1:2 (1-for-2): You’ll end up with one share of stock for the price of two shares
1:5 (1-for-5): You’ll end up with one share of stock for the price of five shares
1:10 (1-for-10): You’ll end up with one share of stock for the price of ten shares
And when the stock splits, the options split…
Here is a good example provided by Tom Gentile of Money Map Press
Before a company goes through a stock split, there’s always the possibility that current shareholders will buy more stock. People who don’t own the stock may see an opportunity to buy the stock before the stock split happens.
After the stock splits, people may buy the stock because they can afford it at its post-split price, which is less than it was before to stock split happened.
But you know that I’m a short-term options trader, and my goal is find money doublers within 30 to 45 days.
So I’m not looking to buy-and-hold stock or buy LEAPs.
If you’re unfamiliar with LEAPs, these are long-term options that have expiration dates of up to three years in the future.
And the buying volume before and after a stock split could fuel even more buying, leading to a potential rally in a higher price.
So how do you participate in and profit off of a stock split?
You guessed it… buy call options.
When a stock declares a split, the options will remain the same until the date the split is to take place. On that date, your option in most cases will split too, just like the stock, so rest assured you won’t be losing anything.
Now, there are some instances when the option prices remained normal, but that’s rare. You should consult with your broker on specific cases. (In addition, note that the option symbols will more than likely change as well).
Let’s look at an example to get a better understanding of how stock splits can double the value of your options portfolio. We used The Walt Disney Company (NYSE: DIS) as our example on Tuesday, so we’ll use it again…
Say that it’s Thursday, and DIS is going to do a 2:1 split next Wednesday. The stock is trading at $100 and you’re considering buying one contract (100 shares) on a $100 call option for $4.00.
Investors would pay $10,000 to own 100 shares of the $100. But as an options trader, you’re only spending $400 to get 100 shares.
Fast forward to Wednesday, the day of the split, and the stock drops down to $50. Our investor friends are now sitting at $50 on 200 shares of DIS, and still have $10,000 worth of the stock – just as they did before the split.
But when the stock splits, so does the option….
And what this means for you here is that the strike price for your call option is now split in half.
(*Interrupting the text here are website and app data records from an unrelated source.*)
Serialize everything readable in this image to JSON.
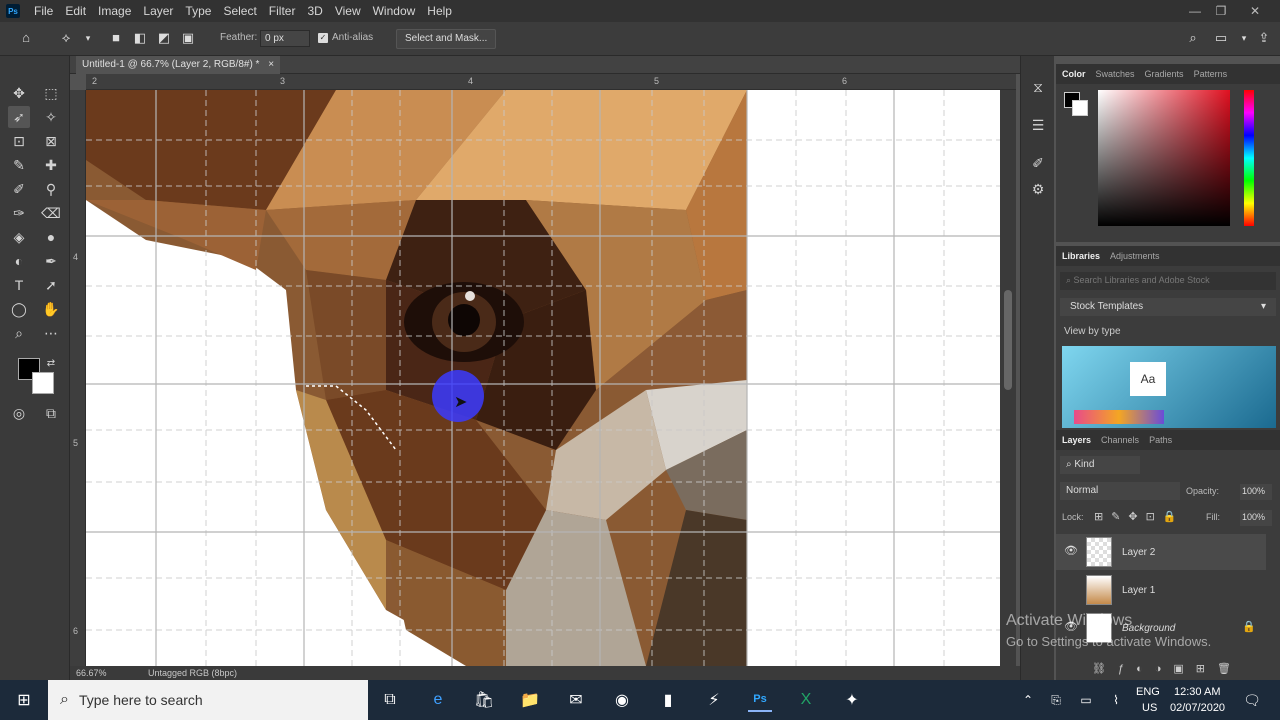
{
  "app": {
    "logo": "Ps"
  },
  "menubar": {
    "items": [
      "File",
      "Edit",
      "Image",
      "Layer",
      "Type",
      "Select",
      "Filter",
      "3D",
      "View",
      "Window",
      "Help"
    ]
  },
  "options": {
    "feather_label": "Feather:",
    "feather_value": "0 px",
    "antialias_label": "Anti-alias",
    "select_mask_label": "Select and Mask..."
  },
  "document": {
    "tab_title": "Untitled-1 @ 66.7% (Layer 2, RGB/8#) *",
    "close": "×",
    "ruler_top": [
      "2",
      "3",
      "4",
      "5",
      "6"
    ],
    "ruler_left": [
      "4",
      "5",
      "6"
    ],
    "zoom": "66.67%",
    "profile": "Untagged RGB (8bpc)"
  },
  "color_panel": {
    "tabs": [
      "Color",
      "Swatches",
      "Gradients",
      "Patterns"
    ]
  },
  "libraries_panel": {
    "tabs": [
      "Libraries",
      "Adjustments"
    ],
    "search_placeholder": "Search Libraries and Adobe Stock",
    "dropdown": "Stock Templates",
    "view_by": "View by type",
    "thumb_text": "Aa"
  },
  "layers_panel": {
    "tabs": [
      "Layers",
      "Channels",
      "Paths"
    ],
    "filter": "Kind",
    "blend_mode": "Normal",
    "opacity_label": "Opacity:",
    "opacity_value": "100%",
    "lock_label": "Lock:",
    "fill_label": "Fill:",
    "fill_value": "100%",
    "layers": [
      {
        "name": "Layer 2"
      },
      {
        "name": "Layer 1"
      },
      {
        "name": "Background"
      }
    ]
  },
  "watermark": {
    "line1": "Activate Windows",
    "line2": "Go to Settings to activate Windows."
  },
  "taskbar": {
    "search_placeholder": "Type here to search",
    "lang": "ENG",
    "region": "US",
    "time": "12:30 AM",
    "date": "02/07/2020"
  },
  "colors": {
    "accent": "#31a8ff",
    "foreground": "#000000",
    "background": "#ffffff",
    "brush_cursor": "#3b3bff"
  }
}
So instead of having one $100 call option contract, you now have two $50 call option contracts.
Furthermore, that $4.00 premium on the $100 call option contract also gets split in half, dropping that premium down to $2.00
The end result?
You now have two contracts of the $50 calls on DIS at a basis of $2.00 (the same $400 cost risk as before the split).
But remember… more buying often happens before and after a stock split. After all, why would you pay $100 for one share of DIS if you can get it at $50 per share after the split?
So let’s say that the buying volume continues to increase, driving that price back to $100. Because of the stock split, you now have two $50 call options for a total premium of $4.00, with the stock trading at $100… giving you a double.
And if that the price doesn’t reach $100?
The cool thing about options is that the stock price may not even need to double in order for the options to double. It can be just slight enough in the short term that the options still hit a double.
This is why leveraging the power of options on a company that splits it stock could prove lucrative for you… with minimal risk.
Here’s Your Trading Lesson Summary
You may have heard that stock splits do not change the value of your portfolio. But you can leverage the power of options to double the value of your positions after a stock split. Here are four basic things to know:
A stock split is when the number of outstanding stock shares are increased
A reverse stock split is when the number of outstanding stock shares are decreased
A stock split can be a good sign for a traders and investors
A reverse stock split can be a bad sign for traders and investors
— The Option Specialist